<> Schoharie County natural gas pipeline gets study | The Daily Gazette

Subscriber login

Schenectady News

Schoharie County natural gas pipeline gets study

Schoharie County natural gas pipeline gets study

Town boards will be looking at preliminary plans being floated to build a new natural gas pipeline t

Town boards will be looking at preliminary plans being floated to build a new natural gas pipeline through Schoharie County, a proposal that’s in its infancy as a major gas transport company explores the need for more fuel in the Northeast.

Tennessee Gas Pipeline is conducting outreach efforts in several towns as it considers a possible project to boost infrastructure, according to Richard N. Wheatley, a spokesman for the El Paso Corp., the parent company of Tennessee Gas Pipeline Co. The company operates an interstate pipeline system dedicated to transportation of gas.

Wheatley said El Paso is evaluating the need for another pipe to transport gas supplies from northeastern Pennsylvania to a pipeline interconnection near Albany. If the project moves forward, the company envisions getting it into service as early as 2014.

Such projects fall under the purview of the Federal Energy Regulatory Commission but also need permits through the state Department of Environmental Conservation and the state Public Service Commission. No applications had been filed for the work Thursday.

Schoharie Supervisor Eugene Milone said he gets a bad feeling when he hears the words “gas pipeline.”

He said the first thing that comes to his mind is “Blenheim,” referring to the pressurized propane pipeline now owned by another company, Enterprise Products Partners, formerly called the Teppco pipeline. That pipeline has exploded twice — once in 1990, killing two people, and again in 2004 in Delaware County, destroying a home.

It sprang a leak again in 2010, causing a major evacuation. That third incident sparked an investigation still under way by the federal Department of Transportation’s Pipeline and Hazardous Materials Safety Administration.

“It’s all left to the possibility of just another looming disaster running through this county,” Milone said. He said he thinks a new pipeline would “just be a magnet for hydrofracking.”

According to the Pipeline and Hazardous Materials Safety Administration, Tennessee Gas Pipeline Company was issued a Corrective Action Order after a Nov. 16 failure in its gas pipeline in Morgan County, Ohio. Published reports from that incident indicate the explosion that followed caused fires in three houses and two barns but did not cause any deaths.

One of the company’s pipelines in New Mexico did have a major explosion back in 2000, killing 12 people camping out nearby.

In the eastern region that covers the Capital Region, Tennessee Gas Pipeline was issued a warning letter by the PHMSA alleging the company was late filing an annual report to regulators.

Wheatley, from the El Paso Corp., said there are several factors behind the company’s belief that more infrastructure is needed.

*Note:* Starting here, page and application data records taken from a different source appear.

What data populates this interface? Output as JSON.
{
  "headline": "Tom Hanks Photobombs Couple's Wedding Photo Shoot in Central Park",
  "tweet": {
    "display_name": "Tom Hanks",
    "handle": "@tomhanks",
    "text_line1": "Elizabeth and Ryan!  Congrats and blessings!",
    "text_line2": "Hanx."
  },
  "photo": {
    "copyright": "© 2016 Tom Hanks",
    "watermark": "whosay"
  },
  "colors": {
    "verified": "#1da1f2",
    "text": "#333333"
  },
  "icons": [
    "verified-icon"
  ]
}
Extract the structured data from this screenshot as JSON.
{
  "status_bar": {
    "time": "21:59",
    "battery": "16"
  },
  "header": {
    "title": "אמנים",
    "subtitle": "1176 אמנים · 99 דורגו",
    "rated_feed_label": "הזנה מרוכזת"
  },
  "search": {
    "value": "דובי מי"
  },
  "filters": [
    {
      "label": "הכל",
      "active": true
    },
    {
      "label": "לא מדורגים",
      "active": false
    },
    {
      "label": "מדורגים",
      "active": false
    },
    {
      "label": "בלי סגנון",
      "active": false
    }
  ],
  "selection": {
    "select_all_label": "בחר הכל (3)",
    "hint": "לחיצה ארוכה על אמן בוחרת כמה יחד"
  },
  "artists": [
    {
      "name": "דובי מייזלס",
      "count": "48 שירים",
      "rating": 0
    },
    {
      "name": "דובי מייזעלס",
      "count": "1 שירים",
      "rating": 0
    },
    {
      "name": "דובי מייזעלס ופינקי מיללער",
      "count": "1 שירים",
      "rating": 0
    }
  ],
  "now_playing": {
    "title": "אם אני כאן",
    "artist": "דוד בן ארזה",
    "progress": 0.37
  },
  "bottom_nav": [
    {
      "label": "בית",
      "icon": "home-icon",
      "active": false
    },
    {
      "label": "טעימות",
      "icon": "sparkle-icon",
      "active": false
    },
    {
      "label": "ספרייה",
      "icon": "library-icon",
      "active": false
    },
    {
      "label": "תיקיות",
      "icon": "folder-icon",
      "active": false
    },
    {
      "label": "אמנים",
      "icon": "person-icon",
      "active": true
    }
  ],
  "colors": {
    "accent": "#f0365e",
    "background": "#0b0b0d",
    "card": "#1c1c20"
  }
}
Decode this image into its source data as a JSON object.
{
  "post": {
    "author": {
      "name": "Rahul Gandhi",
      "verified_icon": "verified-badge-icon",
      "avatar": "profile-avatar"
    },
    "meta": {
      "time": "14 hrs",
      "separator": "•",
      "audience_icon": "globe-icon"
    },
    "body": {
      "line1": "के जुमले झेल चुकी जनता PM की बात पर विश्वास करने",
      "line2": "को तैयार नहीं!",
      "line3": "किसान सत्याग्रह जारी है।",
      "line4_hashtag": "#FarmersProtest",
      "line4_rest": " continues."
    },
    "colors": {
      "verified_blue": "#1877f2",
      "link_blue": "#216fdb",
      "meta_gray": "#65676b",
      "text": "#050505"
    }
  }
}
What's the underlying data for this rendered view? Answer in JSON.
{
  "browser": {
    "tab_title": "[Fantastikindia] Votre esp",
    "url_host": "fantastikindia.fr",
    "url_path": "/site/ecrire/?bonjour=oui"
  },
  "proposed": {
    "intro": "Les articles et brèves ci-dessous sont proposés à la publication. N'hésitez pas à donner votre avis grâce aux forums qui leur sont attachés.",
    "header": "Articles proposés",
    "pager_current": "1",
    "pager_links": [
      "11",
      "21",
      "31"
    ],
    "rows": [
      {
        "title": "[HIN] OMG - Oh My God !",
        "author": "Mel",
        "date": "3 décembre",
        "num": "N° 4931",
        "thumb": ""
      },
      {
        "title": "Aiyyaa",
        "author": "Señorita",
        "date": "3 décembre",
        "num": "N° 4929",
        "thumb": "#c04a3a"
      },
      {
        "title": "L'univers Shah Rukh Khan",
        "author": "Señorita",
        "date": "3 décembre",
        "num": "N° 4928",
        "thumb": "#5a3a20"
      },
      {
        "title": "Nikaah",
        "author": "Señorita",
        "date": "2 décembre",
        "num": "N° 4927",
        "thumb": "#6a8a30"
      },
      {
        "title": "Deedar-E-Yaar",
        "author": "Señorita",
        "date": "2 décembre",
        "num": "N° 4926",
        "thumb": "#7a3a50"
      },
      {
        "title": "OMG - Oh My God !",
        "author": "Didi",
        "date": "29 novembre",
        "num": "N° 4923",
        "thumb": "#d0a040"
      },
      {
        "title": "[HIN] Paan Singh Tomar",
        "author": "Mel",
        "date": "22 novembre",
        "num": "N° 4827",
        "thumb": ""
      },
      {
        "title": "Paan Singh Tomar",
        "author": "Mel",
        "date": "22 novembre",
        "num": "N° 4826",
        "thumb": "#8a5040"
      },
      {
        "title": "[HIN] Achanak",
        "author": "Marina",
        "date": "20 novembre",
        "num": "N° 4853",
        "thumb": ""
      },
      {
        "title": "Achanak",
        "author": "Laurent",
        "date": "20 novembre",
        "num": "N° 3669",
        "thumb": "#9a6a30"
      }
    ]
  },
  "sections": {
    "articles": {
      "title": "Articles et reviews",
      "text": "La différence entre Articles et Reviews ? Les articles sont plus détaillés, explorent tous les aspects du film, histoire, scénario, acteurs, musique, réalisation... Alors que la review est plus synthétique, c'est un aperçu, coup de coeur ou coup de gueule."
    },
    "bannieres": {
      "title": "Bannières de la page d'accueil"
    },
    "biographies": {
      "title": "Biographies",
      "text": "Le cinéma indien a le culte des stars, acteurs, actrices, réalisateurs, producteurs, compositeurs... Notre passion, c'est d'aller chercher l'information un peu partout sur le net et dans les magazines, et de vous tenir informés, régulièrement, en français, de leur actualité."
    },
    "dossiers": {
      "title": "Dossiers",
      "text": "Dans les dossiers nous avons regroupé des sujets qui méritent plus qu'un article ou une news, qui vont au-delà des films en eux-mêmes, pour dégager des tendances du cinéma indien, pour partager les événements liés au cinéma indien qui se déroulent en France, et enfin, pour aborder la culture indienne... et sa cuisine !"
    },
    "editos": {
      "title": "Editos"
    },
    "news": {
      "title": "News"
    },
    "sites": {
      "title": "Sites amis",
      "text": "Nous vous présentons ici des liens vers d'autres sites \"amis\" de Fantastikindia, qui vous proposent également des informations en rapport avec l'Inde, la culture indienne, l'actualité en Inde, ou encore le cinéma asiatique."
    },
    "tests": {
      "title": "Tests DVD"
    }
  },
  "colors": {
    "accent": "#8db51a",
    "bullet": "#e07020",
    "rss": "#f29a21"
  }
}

For one, there’s been a decline in gas supplies that are available from Canada due to reduced production there. Increases in domestic production have also decreased the supplies coming from overseas, and the available capacity of the current pipeline network in the Northeast is dwindling as well, according to Wheatley.

He said a new natural gas pipeline could conceivably be used by producers making use of the Marcellus Shale deposit in the region. But Wheatley said the status of drilling for gas in New York’s portion of the Marcellus Shale is unclear at this point, so that’s not the motivating factor behind considering the project.

Natural gas supply sources are growing in availability domestically, according to information provided by Wheatley, which depicts pipeline expansions from the Rocky Mountain production areas and areas farther west.

There’s also growth in the New Jersey and East Coast markets expected to boost demand for more gas.

“In coming years, New York/New Jersey and East Coast consuming markets are predicted to experience substantial increases in average day and peak day natural gas demand that will require additional delivery capacity,” Wheatley said in an email Thursday.

The bulk of this increase is projected for use in generating electric power to replace coal-fired plants due to environmental concerns, he said.

The company’s research and outreach will progress to the point where a decision will be made on whether to file an application with the Federal Energy Regulatory Commission.

That process, which will include environmental reviews, will involve several opportunities for public input in the future, Wheatley said.

Schoharie County Board of Supervisors Chairman Harold Vroman on Thursday described the proposal as “in its infancy” and said officials are just beginning to review the idea.

“As far as what it means right at the moment, I’m not sure. It’s got to be looked at,” he said.

View Comments
Hide Comments
0 premium 1 premium 2 premium 3 premium article articles remaining SUBSCRIBE TODAY
Thank you for reading. You have reached your 30-day premium content limit.
Continue to enjoy Daily Gazette premium content by becoming a subscriber or if you are a current print subscriber activate your online access.